In March, Bullock reimbursed the state over $2,600 dollars for his use of the state-owned plane while campaigning.
Gianforte says Bullock’s use of the plane is an abuse of taxpayer funds.
"Maybe if we had Governor who actually drove the roads of Montana, just like the rest of us, we won’t have seen infrastructure blocked in 2013 and 2015 by his vetoes. So, here’s the big picture. The current Governor is flying high, using a state owned aircraft to campaign and attend rock concerts. And yet, Montana revenues are in a nose dive. Our economy is in decline and Colstrip is slated to be closed."
Gianforte says he’ll use the money saved by selling the plane to boost computer science programs in schools and fund infrastructure programs.
Republican Representative from Missoula Brad Tschida sat on the 2015 House Appropriations committee. He says the state could save about $300,000 a year by stopping the governor’s use of the plane and instead adding funding for commercial flights and the state's motor pool.
"And when we went through the various budget items we found that there was abuse of the plane in 2015. There had been a 147 flights if I remember correctly, 72 of them were flights of less than 100 miles. It takes longer for the plane to warm up than it would have taken to get in a car for the state motor pool and drive to Butte."
The 1979 Beechcraft King Air the governor uses for travel was purchased in the late 80s. Governors have used planes to commute around the state since the 1960s.
According to the Governor’s Office, Bullock spends an average 191 hours on the state plane a year, and since 1981 Governors average 225 hours in flight a year.
Bullock’s campaign was not available, but spokesperson Jason Pitt sent Montana Public Radio an audio clip of a prepared statement.
"This is just another weird political stunt from an out-of-state multimillionaire who actually has his own personal plane."
Lee Banville, a political writer and journalism professor at the University of Montana says Wednesday’s press conference ramped up an ongoing attack. He says the Gianforte campaign has gone from criticizing Bullock’s use of the plane to saying there shouldn’t be a state plane at all.
"And is it a fair argument? You can certainly make that argument, but I think that both Republicans and Democrats have found it useful to be able to move around the state quickly. And so we have seen a bipartisan buying-into the idea that you will have a plane available to move from point A to point B when Montana is as big as it is.”

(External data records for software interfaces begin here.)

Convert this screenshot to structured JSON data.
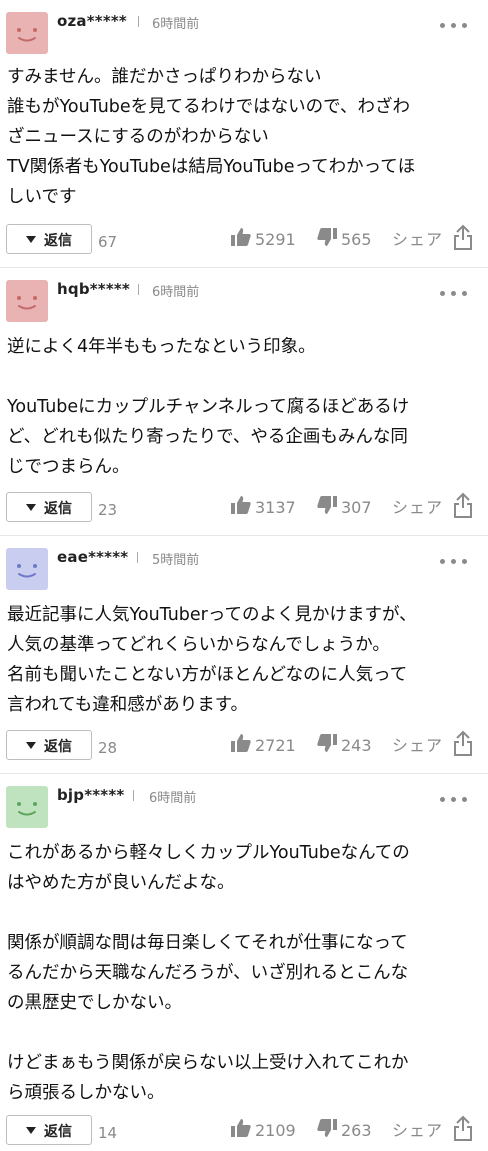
{
  "comments": [
    {
      "user": "oza*****",
      "time": "6時間前",
      "avatar_color": "#e9b3b3",
      "avatar_face": "#c56a6a",
      "text": "すみません。誰だかさっぱりわからない\n誰もがYouTubeを見てるわけではないので、わざわ\nざニュースにするのがわからない\nTV関係者もYouTubeは結局YouTubeってわかってほ\nしいです",
      "reply_label": "返信",
      "reply_count": "67",
      "likes": "5291",
      "dislikes": "565",
      "share_label": "シェア"
    },
    {
      "user": "hqb*****",
      "time": "6時間前",
      "avatar_color": "#e9b3b3",
      "avatar_face": "#c56a6a",
      "text": "逆によく4年半ももったなという印象。\n\nYouTubeにカップルチャンネルって腐るほどあるけ\nど、どれも似たり寄ったりで、やる企画もみんな同\nじでつまらん。",
      "reply_label": "返信",
      "reply_count": "23",
      "likes": "3137",
      "dislikes": "307",
      "share_label": "シェア"
    },
    {
      "user": "eae*****",
      "time": "5時間前",
      "avatar_color": "#c9cdf0",
      "avatar_face": "#6f78c9",
      "text": "最近記事に人気YouTuberってのよく見かけますが、\n人気の基準ってどれくらいからなんでしょうか。\n名前も聞いたことない方がほとんどなのに人気って\n言われても違和感があります。",
      "reply_label": "返信",
      "reply_count": "28",
      "likes": "2721",
      "dislikes": "243",
      "share_label": "シェア"
    },
    {
      "user": "bjp*****",
      "time": "6時間前",
      "avatar_color": "#bfe3bf",
      "avatar_face": "#5ea55e",
      "text": "これがあるから軽々しくカップルYouTubeなんての\nはやめた方が良いんだよな。\n\n関係が順調な間は毎日楽しくてそれが仕事になって\nるんだから天職なんだろうが、いざ別れるとこんな\nの黒歴史でしかない。\n\nけどまぁもう関係が戻らない以上受け入れてこれか\nら頑張るしかない。",
      "reply_label": "返信",
      "reply_count": "14",
      "likes": "2109",
      "dislikes": "263",
      "share_label": "シェア"
    }
  ]
}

Banville says all election stories are going to get more attention the closer we get to November. And although this story has cropped up in the past, it might get more traction this time around.
“I do think that this will get more attention because of that. Because its Greg Gianforte getting up and saying 'I’m going to sell this plane, I think the governor should sell this plane. And it's time to stop wasting the taxpayers money.' It's going to have a different impact than a press aid trying to plant a story with journalists, which is kinda how they were pushing this story before."
Greg Gianforte says there are occasions when the Governor needs to fly, but he doesn’t think a plane needs to be available all the time for a Governor to conduct state business.
A statement from the governor's office said they would not consider selling the plane because quote “Montanans expect the governor they elected to efficiently visit their communities, to hear their concerns and to use their input to make responsible decisions.”
Fifteen minutes after Gianforte kicked off his press conference on the capitol steps, Governor Steve Bullock was on board the state plane. He flew from Helena to Deer Lodge, about fifty miles away. A thirty minute round trip in the air.